  • Visualized the model-predicted quality of locations with Plotly to communicate results
Asteroid Eater | 2D Video Game 2020
A top-down video game where the player is a space ship which grows when it eats asteroids. The goal of the game is to grow as much as possible. I made this game as a way to consolidate all of the earlier, smaller projects I had on this page into one big project. It uses some of the skills and code I've developed through those past projects, and bundles them into one game. I recorded some gameplay that can be found here.
  • Written in Lua using the LOVE2D framework
  • Created a procedurally generated asteroid field using an adapted Perlin noise function
  • Utilized the Box2D physics engine for the physics simulation within the game
  • Wrote a 'line-of-sight' algorithm so the player can't see behind asteroids. Wrote a readme.md in the Markdown language to explain how it works
  • Wrote many other complex algorithms and classes in order to deal with the unique gameplay
TV Tropes Graph | Data Collection and Analysis 2019
A directed graph consisting of TV Tropes pages as the nodes, and the pages they link to as their outgoing edges. I started this project to see if tropes can be grouped into categories based on their connections to one another. I was inspired by research in personality - and how correlations between different behaviours formed the 'Big Five' personality traits. Through this project, I learned about task automation, data collection, statistical analysis, data visualization, and that my computer can't handle that much data. It took 9 hours to collect all the data from TV Tropes (~1 second per trope).
  • Scraped web data from 35,000 connected TV Tropes pages using Python libraries and a graph traversal algorithm
  • Used graphing software to visualize the data as a network of tropes
  • Isolated and analyzed the major groups within the network using factor analysis
  • Automated the data collection process of this project
tree-chan | Social Media Website 2019

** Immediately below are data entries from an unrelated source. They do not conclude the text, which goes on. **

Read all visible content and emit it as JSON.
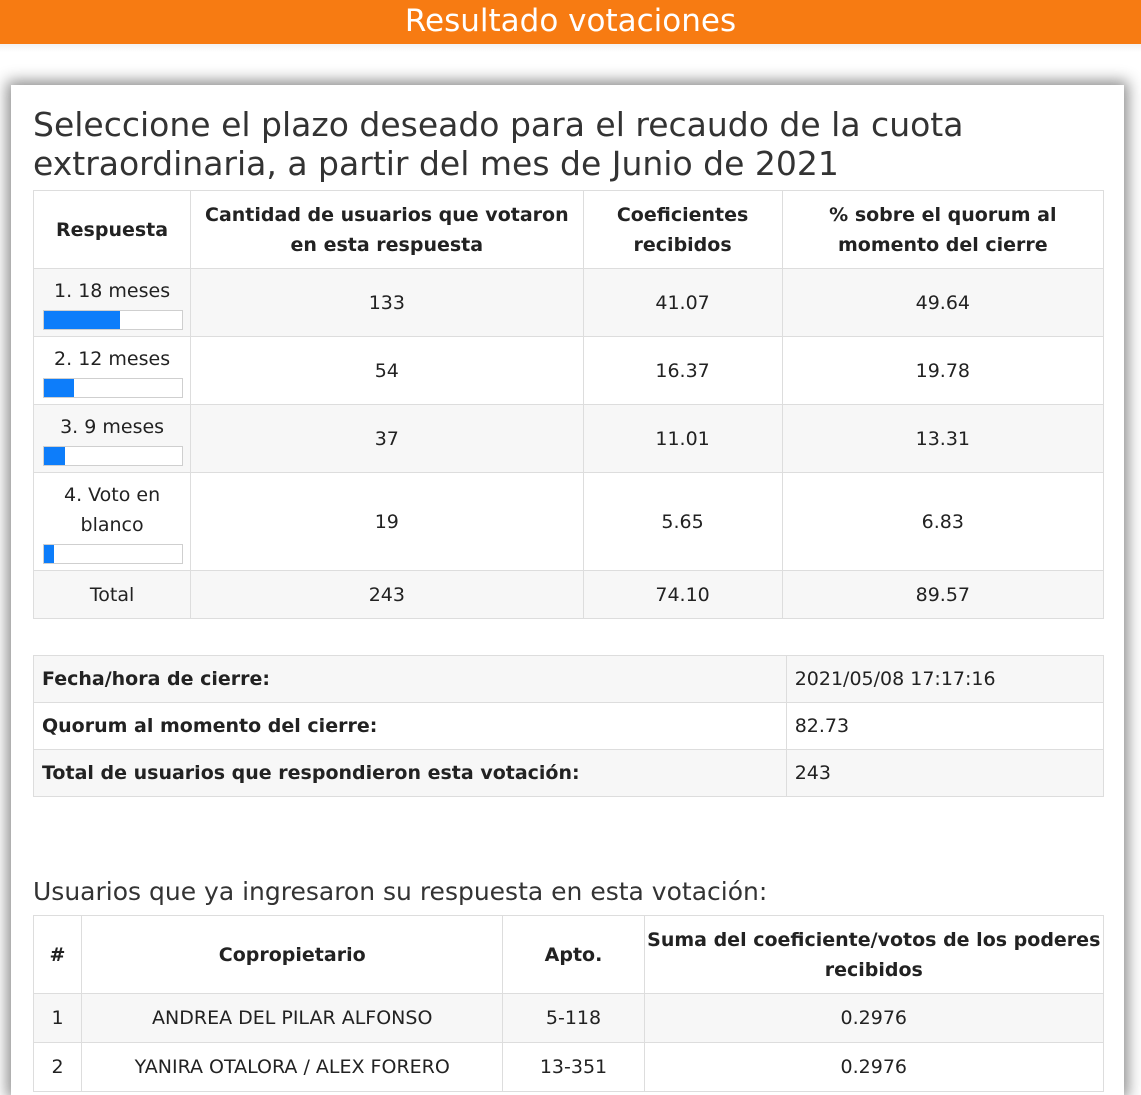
{
  "header": {
    "title": "Resultado votaciones"
  },
  "question": {
    "title": "Seleccione el plazo deseado para el recaudo de la cuota extraordinaria, a partir del mes de Junio de 2021",
    "columns": [
      "Respuesta",
      "Cantidad de usuarios que votaron en esta respuesta",
      "Coeficientes recibidos",
      "% sobre el quorum al momento del cierre"
    ],
    "rows": [
      {
        "label": "1. 18 meses",
        "users": "133",
        "coef": "41.07",
        "pct": "49.64",
        "bar_pct": 55
      },
      {
        "label": "2. 12 meses",
        "users": "54",
        "coef": "16.37",
        "pct": "19.78",
        "bar_pct": 22
      },
      {
        "label": "3. 9 meses",
        "users": "37",
        "coef": "11.01",
        "pct": "13.31",
        "bar_pct": 15
      },
      {
        "label": "4. Voto en blanco",
        "users": "19",
        "coef": "5.65",
        "pct": "6.83",
        "bar_pct": 7
      }
    ],
    "total": {
      "label": "Total",
      "users": "243",
      "coef": "74.10",
      "pct": "89.57"
    }
  },
  "summary": {
    "rows": [
      {
        "label": "Fecha/hora de cierre:",
        "value": "2021/05/08 17:17:16"
      },
      {
        "label": "Quorum al momento del cierre:",
        "value": "82.73"
      },
      {
        "label": "Total de usuarios que respondieron esta votación:",
        "value": "243"
      }
    ]
  },
  "voters": {
    "title": "Usuarios que ya ingresaron su respuesta en esta votación:",
    "columns": [
      "#",
      "Copropietario",
      "Apto.",
      "Suma del coeficiente/votos de los poderes recibidos"
    ],
    "rows": [
      {
        "num": "1",
        "name": "ANDREA DEL PILAR ALFONSO",
        "apto": "5-118",
        "sum": "0.2976"
      },
      {
        "num": "2",
        "name": "YANIRA OTALORA / ALEX FORERO",
        "apto": "13-351",
        "sum": "0.2976"
      }
    ]
  },
  "colors": {
    "header_bg": "#f77b12",
    "bar_fill": "#0d7dfa",
    "row_alt": "#f7f7f7"
  }
}
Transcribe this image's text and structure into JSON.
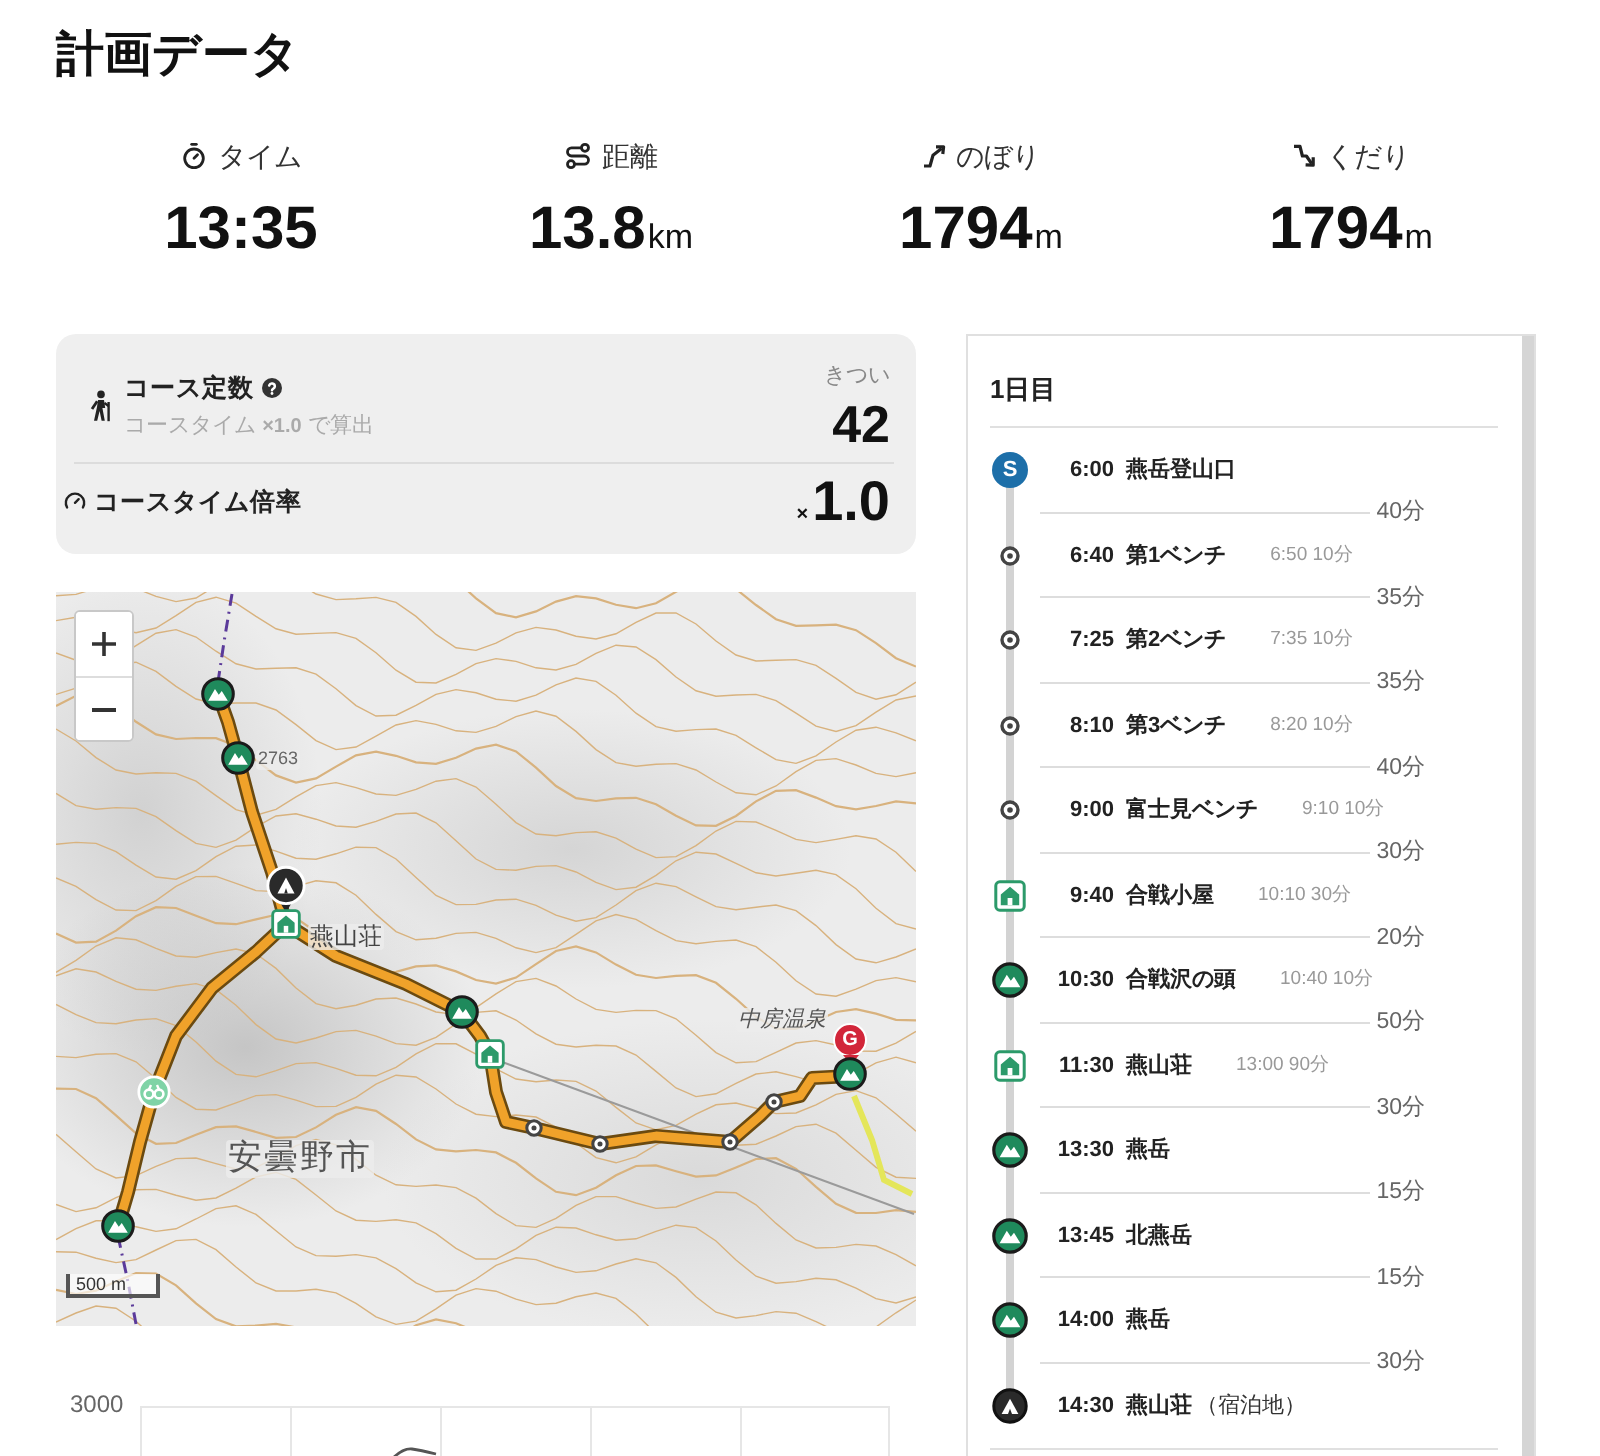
{
  "title": "計画データ",
  "stats": [
    {
      "kind": "time",
      "label": "タイム",
      "value": "13:35"
    },
    {
      "kind": "distance",
      "label": "距離",
      "value": "13.8",
      "unit": "km"
    },
    {
      "kind": "ascent",
      "label": "のぼり",
      "value": "1794",
      "unit": "m"
    },
    {
      "kind": "descent",
      "label": "くだり",
      "value": "1794",
      "unit": "m"
    }
  ],
  "course_card": {
    "constant": {
      "label": "コース定数",
      "note": "コースタイム **×1.0** で算出",
      "rating": "きつい",
      "value": "42"
    },
    "multiplier": {
      "label": "コースタイム倍率",
      "prefix": "×",
      "value": "1.0"
    }
  },
  "map": {
    "labels": [
      "2763",
      "燕山荘",
      "中房温泉",
      "安曇野市"
    ],
    "markers": [
      {
        "kind": "peak"
      },
      {
        "kind": "peak"
      },
      {
        "kind": "lodging"
      },
      {
        "kind": "hut"
      },
      {
        "kind": "peak"
      },
      {
        "kind": "goal",
        "badge": "G"
      },
      {
        "kind": "hut"
      },
      {
        "kind": "peak"
      },
      {
        "kind": "viewpoint"
      },
      {
        "kind": "bench"
      },
      {
        "kind": "bench"
      },
      {
        "kind": "bench"
      },
      {
        "kind": "bench"
      },
      {
        "kind": "peak"
      }
    ],
    "scale": "500 m"
  },
  "elevation_chart": {
    "ytick": "3000"
  },
  "schedule": {
    "day": "1日目",
    "stops": [
      {
        "kind": "start",
        "badge": "S",
        "time": "6:00",
        "name": "燕岳登山口",
        "leg": "40分"
      },
      {
        "kind": "bench",
        "time": "6:40",
        "name": "第1ベンチ",
        "departure": "6:50 10分",
        "leg": "35分"
      },
      {
        "kind": "bench",
        "time": "7:25",
        "name": "第2ベンチ",
        "departure": "7:35 10分",
        "leg": "35分"
      },
      {
        "kind": "bench",
        "time": "8:10",
        "name": "第3ベンチ",
        "departure": "8:20 10分",
        "leg": "40分"
      },
      {
        "kind": "bench",
        "time": "9:00",
        "name": "富士見ベンチ",
        "departure": "9:10 10分",
        "leg": "30分"
      },
      {
        "kind": "hut",
        "time": "9:40",
        "name": "合戦小屋",
        "departure": "10:10 30分",
        "leg": "20分"
      },
      {
        "kind": "peak",
        "time": "10:30",
        "name": "合戦沢の頭",
        "departure": "10:40 10分",
        "leg": "50分"
      },
      {
        "kind": "hut",
        "time": "11:30",
        "name": "燕山荘",
        "departure": "13:00 90分",
        "leg": "30分"
      },
      {
        "kind": "peak",
        "time": "13:30",
        "name": "燕岳",
        "leg": "15分"
      },
      {
        "kind": "peak",
        "time": "13:45",
        "name": "北燕岳",
        "leg": "15分"
      },
      {
        "kind": "peak",
        "time": "14:00",
        "name": "燕岳",
        "leg": "30分"
      },
      {
        "kind": "lodging",
        "time": "14:30",
        "name": "燕山荘",
        "note": "（宿泊地）"
      }
    ]
  }
}
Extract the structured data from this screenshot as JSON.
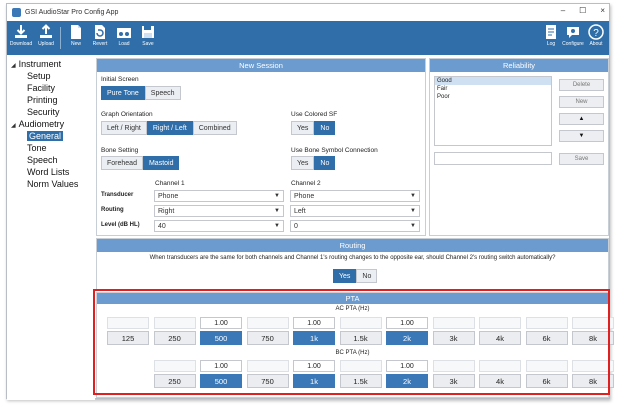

A social media website shaped like a tree. I wanted to try something different to the classic 'categories-posts-comments' structure of a regular website, so this is what I came up with. A website where you can make posts 'branching' off of a parent post, and you can post comments on each post, like leaves. Be warned that the 'leaf' and 'branch' terminology used within the website is different to that used within computer science. Some features include user accounts, custom emojis, reuse of images, notifications of replies, custom comment formatting language, and leaf navigation. A live version of the site can be found here.
  • Became a full-stack web developer - learned node.js/PostgreSQL for the server-side framework, and javascript/HTML/CSS for the client-side
  • Utilized cloud-computing services such as Amazon's AWS (S3 for image hosting; SES for confirmation emails), and Heroku (Platform for node.js app hosting, and Postgres for database hosting)
  • Wrote a text parser to convert user-submitted comments into 'marked-up' and sanitized HTML
  • Designed a database's structure to support the site's unique features, and created a RDBMS Schema graph to visualize it
  • Dynamic website design which accounts for window resizing and JavaScript being disabled
  • Built a user authentication process to allow for user accounts
itemRanker | Android Application 2019
An android application where you can sort items. You can do so in 'manual' or 'tournament' mode. In manual mode, you drag the items from the unsorted list into the place you want them in the sorted list. In tournament mode, two items are presented to you, and you choose which item is better. This continues until the list is fuly sorted. (Uses custom sorting algorithm) Two types of lists are possible: Ranked and Tier lists. You can have multiple lists at once. You can assign each item an image. The Google Play Store page is here.
  • Developed in the Android Studio environment, for the Android OS
  • Designed the application using Java for the model and controller, and XML for the view
  • Released to the play store, giving insight into the administrative efforts behind an application's release process
  • Designed a database in SQLite that would allow for 2 different data types to be represented within the same tables